T. Theodoridis: Do you believe that the Greeks of Toronto lack a common vision? How would you advise young Greeks immigrating from the poverty-crisis stricken Greece of today? What are the basic steps one should take to find success for themselves, their family and the community in general?
E. Koutinas: When I first came to Canada right out of High School and military service, I realized that if I wanted to survive here I needed to create a little Greece around me. Imagine my thrill when I found out that I didn’t have to do that because there was already a thriving one already in existence ready to embrace me and I to embrace her. So my advice to newcomers is find your place in this beautiful Greek Community of ours. Get involved, make a difference. Collective support guarantees cultural and financial survival. Nobody said it would be easy but they have to keep in mind that those who came here before them, came with absolute nothing but with hard work and they made it. The majority of the newcomers are educated and that gives them a serious advantage.
T. Theodoridis: What do you think is the role of a contemporary print / electronic weekly review of community events and news in the Greek – Canadian community of today –“The Greek Press” being an example – and how can it become even more representative of all Greek Canadians in Toronto?
E. Koutinas: It is really hard to predict what the future holds for Greek Media in Toronto. The thirst for information is a basic instinct in every human being, and more so in us Greeks. They don’t call us for nothing «Political animals». We love to get together in cafes and discuss the news of the day, especially the ones related to our beloved Homeland. For as long as this thirst exists we will satisfy it with publishing the “Greek Press” on a weekly basis. We are dealing with one paradox, though. On one hand our readership has not declined one iota. We keep up publishing thousands of copies of our newspaper and a day later it has already vanished from the newsstands. People anxiously want to grab it the moment it comes out. One would expect that with such large readership the advertising market would like to jump onboard. Unfortunately this not the case, and hence the financial struggle.

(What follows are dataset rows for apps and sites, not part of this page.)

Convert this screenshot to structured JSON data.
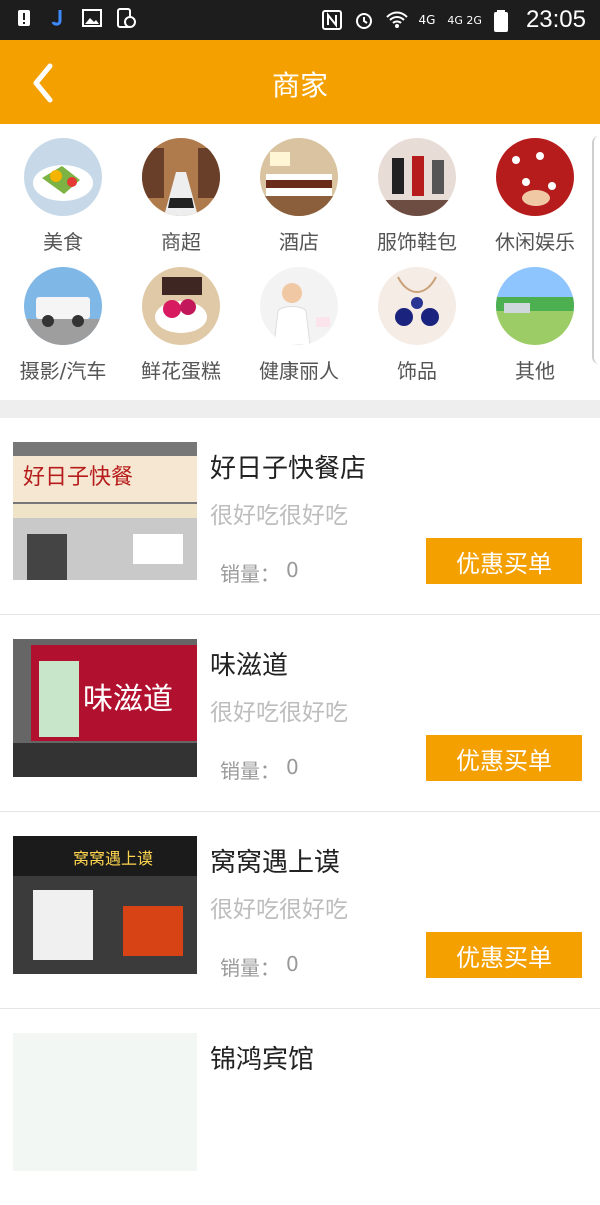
{
  "status": {
    "time": "23:05",
    "network": "4G",
    "network2": "4G 2G"
  },
  "header": {
    "title": "商家"
  },
  "categories": {
    "row1": [
      "美食",
      "商超",
      "酒店",
      "服饰鞋包",
      "休闲娱乐"
    ],
    "row2": [
      "摄影/汽车",
      "鲜花蛋糕",
      "健康丽人",
      "饰品",
      "其他"
    ]
  },
  "merchants": [
    {
      "name": "好日子快餐店",
      "desc": "很好吃很好吃",
      "sales_label": "销量：",
      "sales": "0",
      "button": "优惠买单",
      "sign": "好日子快餐"
    },
    {
      "name": "味滋道",
      "desc": "很好吃很好吃",
      "sales_label": "销量：",
      "sales": "0",
      "button": "优惠买单",
      "sign": "味滋道"
    },
    {
      "name": "窝窝遇上谟",
      "desc": "很好吃很好吃",
      "sales_label": "销量：",
      "sales": "0",
      "button": "优惠买单",
      "sign": "窝窝遇上谟"
    },
    {
      "name": "锦鸿宾馆",
      "desc": "",
      "sales_label": "",
      "sales": "",
      "button": "",
      "sign": ""
    }
  ],
  "colors": {
    "accent": "#F3A000",
    "statusbar": "#1d1d1d"
  }
}
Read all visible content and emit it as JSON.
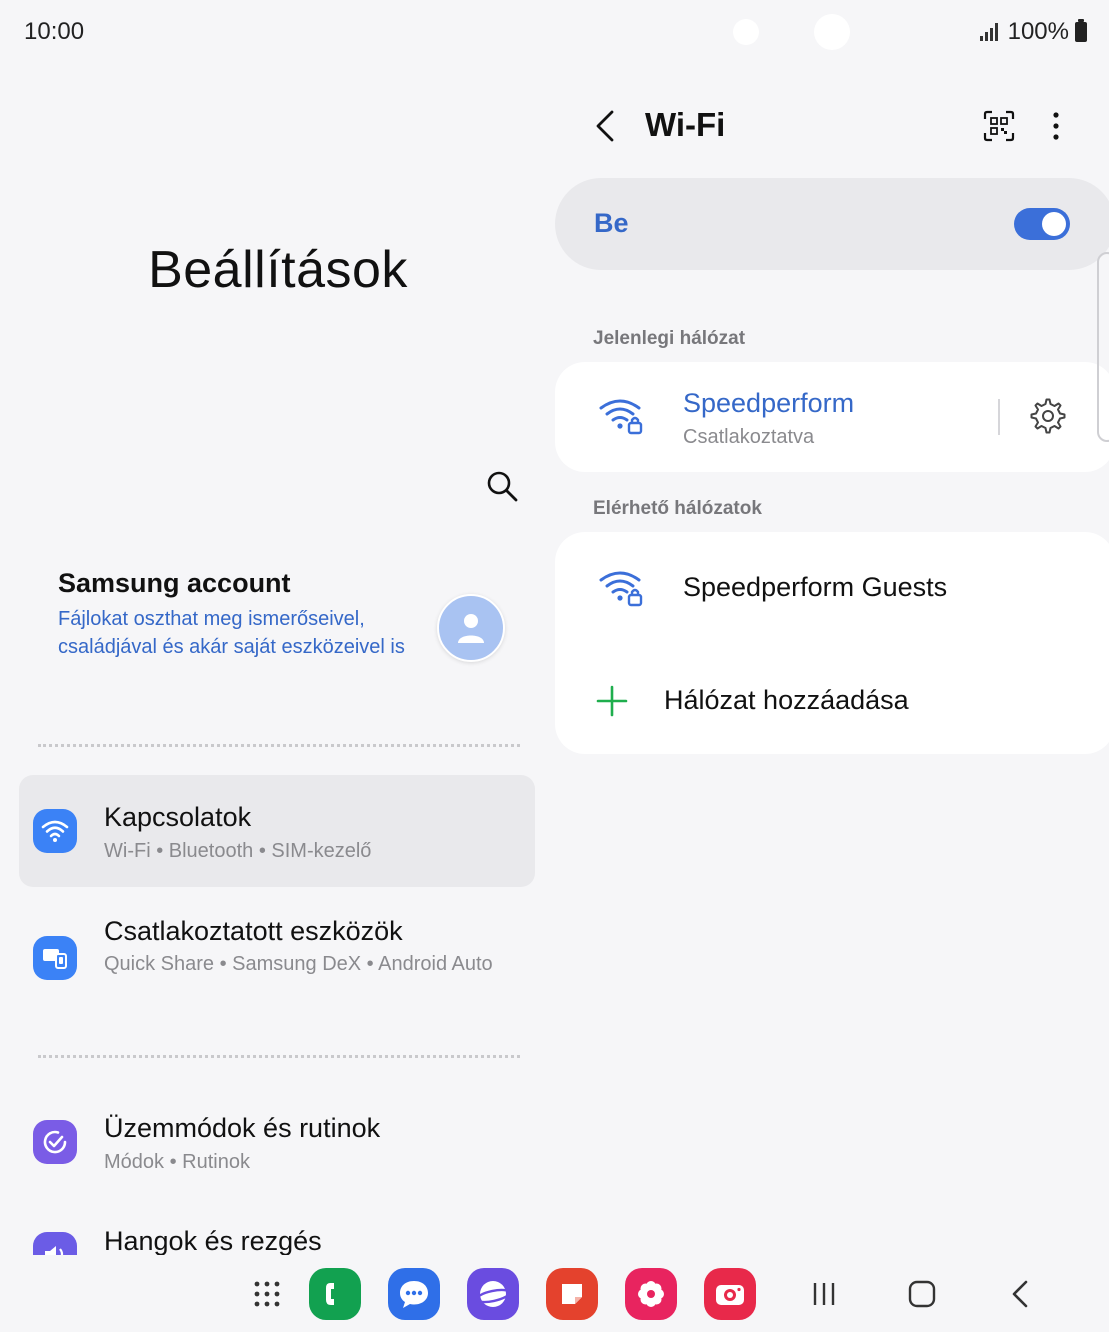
{
  "status_bar": {
    "time": "10:00",
    "battery": "100%"
  },
  "left_pane": {
    "title": "Beállítások",
    "account": {
      "title": "Samsung account",
      "subtitle": "Fájlokat oszthat meg ismerőseivel, családjával és akár saját eszközeivel is"
    },
    "menu": [
      {
        "title": "Kapcsolatok",
        "subtitle": "Wi-Fi  •  Bluetooth  •  SIM-kezelő",
        "icon": "wifi-icon",
        "color": "#3b82f6",
        "active": true
      },
      {
        "title": "Csatlakoztatott eszközök",
        "subtitle": "Quick Share  •  Samsung DeX  •  Android Auto",
        "icon": "devices-icon",
        "color": "#3b82f6",
        "active": false
      },
      {
        "title": "Üzemmódok és rutinok",
        "subtitle": "Módok  •  Rutinok",
        "icon": "routine-check-icon",
        "color": "#7a5ce6",
        "active": false
      },
      {
        "title": "Hangok és rezgés",
        "subtitle": "",
        "icon": "sound-icon",
        "color": "#6b5ce6",
        "active": false
      }
    ]
  },
  "right_pane": {
    "title": "Wi-Fi",
    "toggle": {
      "label": "Be",
      "on": true
    },
    "current_section": "Jelenlegi hálózat",
    "current_network": {
      "name": "Speedperform",
      "status": "Csatlakoztatva"
    },
    "available_section": "Elérhető hálózatok",
    "available_networks": [
      {
        "name": "Speedperform Guests"
      }
    ],
    "add_network": "Hálózat hozzáadása"
  },
  "dock": {
    "apps": [
      {
        "name": "phone",
        "color": "#12a150"
      },
      {
        "name": "messages",
        "color": "#2f6fe8"
      },
      {
        "name": "internet",
        "color": "#6a4ce0"
      },
      {
        "name": "notes",
        "color": "#e4422d"
      },
      {
        "name": "gallery",
        "color": "#e8245f"
      },
      {
        "name": "camera",
        "color": "#e8294a"
      }
    ]
  },
  "colors": {
    "accent": "#3568c8",
    "toggle_on": "#3b6fd9",
    "add_green": "#1fae4d"
  }
}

But we love what we are doing and we will continue to do it for a long time. We will find a way to survive.
T. Theodoridis: What do you believe should be the role of organized church in Canada? How would you respond to the common saying that “The Metropolitan has wedged a “war” against the Greek Community of Toronto, until the latter is completely absorbed within the Metropolis assets”?
E. Koutinas: I still remember something Archbishop Sotirios told me many years ago. «I have the luxury to wait» he said, «time is on my side». Needless to say that he was referring to the Church as an Organization to outlast the Community. I agreed with him although I doubt it will happen in his life time.
Clearly the problem with the conflict between the two Organizations is the one we brought with us from back home. The everlasting matter of the separation between State and Church. We live in a country, Canada, where such distinction is fundamental. Sotirios, although he lives in Canada somehow carries this Byzantine Medieval notion in his mind that he is «primus solus» and that everyone should recognize him as their leader. Being spiritual leader is not good enough for him. He wants to play a political role also.
All these years we fought a good fight in the Community keeping him at the gates. Time will tell if that holds true for long.